According to Retail Dive, two-thirds of millennials shop in stores every week and they’re seeking out the human side of the brand. A recent study by ChargeItSpot reveals that 66% of millennials consider in-store associates to be “extremely important” during their store visits. This suggests, and Eker predicts, that the next big transformation in retail will focus heavily on the employee.
Retailers may increasingly grasp the influence of associates on in-store conversion and overall brand affinity. Employee-focused mobile technology is playing a key role here, equipping store associates with the tools and information they need to increase performance, decrease engagement challenges and ultimately deliver a better customer experience.
When it comes to the customer experience, Ekers sees significant digitization happening at the moment where retailers are unleashing insights, technology, and innovation to offer consumers a wider mix of transactional and experiential channels to engage with at their own pace.
Andy Reinhard, CEO at Wondersign, believes retailers will continue to cater to consumer desires for instant gratification through production on demand. 3D printing and tariffs on commoditized goods from overseas will propel this trend, according to Reinhard.
Visual searching and shopping will accelerate due to machine learning, further enabling social commerce as well. This could drive traffic for local stores for purposes of in-person product experiences or picking up goods.
Lastly, Reinhard suggests that retailers will offer more online, mobile, voice product ordering alongside more brand-driven physical experience centers allowing for BOPIS, returns, and community events. This represents an opportunity for independent retailers to obtain a brand store license or run them as shop-in-shop concepts.
Trevor Sumner, CEO at Perch Interactive, calls it “The Internet of Eyes.”
He predicts unprecedented visibility into store activity (using repurposed security cameras) for retailers enabling a new wave of in-store merchandising, marketing, and optimization. Retailers could do everything from adjusting which products shoppers are touching to providing cashierless checkout for customers using this technology.
Sumner predicts an explosion of in-store data that will at first confuse retailers, then become the key differentiator in their success.

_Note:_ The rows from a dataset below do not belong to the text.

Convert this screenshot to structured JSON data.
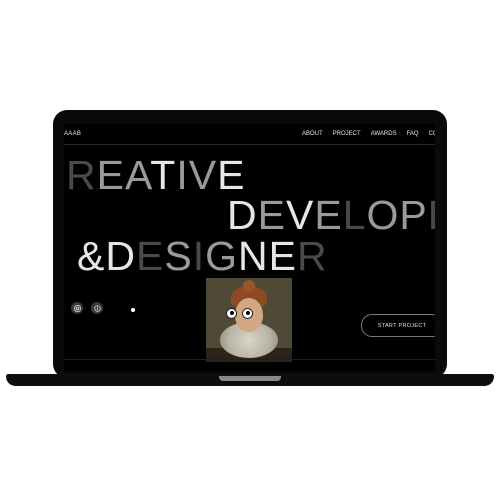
{
  "site": {
    "logo": "AAAB",
    "nav": [
      "ABOUT",
      "PROJECT",
      "AWARDS",
      "FAQ",
      "CO"
    ]
  },
  "hero": {
    "line1": [
      "R",
      "E",
      "A",
      "T",
      "I",
      "V",
      "E"
    ],
    "line2": [
      "D",
      "E",
      "V",
      "E",
      "L",
      "O",
      "P",
      "E"
    ],
    "line3": [
      "&",
      "D",
      "E",
      "S",
      "I",
      "G",
      "N",
      "E",
      "R"
    ],
    "cta": "START PROJECT"
  },
  "social": {
    "icons": [
      "instagram-icon",
      "info-icon"
    ]
  },
  "colors": {
    "bright": "#e6e6e6",
    "mid": "#9a9a9a",
    "dark": "#4a4a4a",
    "screen": "#000000"
  }
}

There will be a significant need for an influx of data scientists, architects, and analysts to help retailers take action based on the new insights available to them.
In short, those retailers without a data orientation will lag behind the digitally native upstarts.
Lastly, Sumner is optimistic about brick and mortar retail, like many of the experts we talked to. He predicted that 2019 will prove that those with physical retail presences will have a definitive advantage in omnichannel marketing, warehousing, and distribution.
The Retail Technology Landscape Is Shifting Rapidly
All of these expert predictions about the future of retail technology paint the picture for an exciting new retail landscape. From frictionless buying journeys to mountains of consumer data for better personalization, the future of retail looks exciting for consumers and challenging (but not impossible) for retailers.
We look forward to seeing which predictions take hold in-store and online in the coming years.